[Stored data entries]
>>>>>

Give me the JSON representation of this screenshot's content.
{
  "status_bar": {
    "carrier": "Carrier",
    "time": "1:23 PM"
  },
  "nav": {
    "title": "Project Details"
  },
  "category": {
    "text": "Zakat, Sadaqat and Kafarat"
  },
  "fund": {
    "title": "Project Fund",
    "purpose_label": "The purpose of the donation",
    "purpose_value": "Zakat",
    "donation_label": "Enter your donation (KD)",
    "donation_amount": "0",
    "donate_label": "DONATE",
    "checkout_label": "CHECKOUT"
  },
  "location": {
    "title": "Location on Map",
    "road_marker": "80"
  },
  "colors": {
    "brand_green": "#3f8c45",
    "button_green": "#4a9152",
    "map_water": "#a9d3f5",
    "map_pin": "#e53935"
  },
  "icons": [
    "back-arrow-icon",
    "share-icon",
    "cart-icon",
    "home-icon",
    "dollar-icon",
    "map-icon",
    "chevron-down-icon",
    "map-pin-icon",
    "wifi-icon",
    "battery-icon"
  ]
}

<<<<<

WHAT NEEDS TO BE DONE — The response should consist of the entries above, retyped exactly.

ANSWER BELOW —
Give me the JSON representation of this screenshot's content.
{
  "status_bar": {
    "carrier": "Carrier",
    "time": "1:23 PM"
  },
  "nav": {
    "title": "Project Details"
  },
  "category": {
    "text": "Zakat, Sadaqat and Kafarat"
  },
  "fund": {
    "title": "Project Fund",
    "purpose_label": "The purpose of the donation",
    "purpose_value": "Zakat",
    "donation_label": "Enter your donation (KD)",
    "donation_amount": "0",
    "donate_label": "DONATE",
    "checkout_label": "CHECKOUT"
  },
  "location": {
    "title": "Location on Map",
    "road_marker": "80"
  },
  "colors": {
    "brand_green": "#3f8c45",
    "button_green": "#4a9152",
    "map_water": "#a9d3f5",
    "map_pin": "#e53935"
  },
  "icons": [
    "back-arrow-icon",
    "share-icon",
    "cart-icon",
    "home-icon",
    "dollar-icon",
    "map-icon",
    "chevron-down-icon",
    "map-pin-icon",
    "wifi-icon",
    "battery-icon"
  ]
}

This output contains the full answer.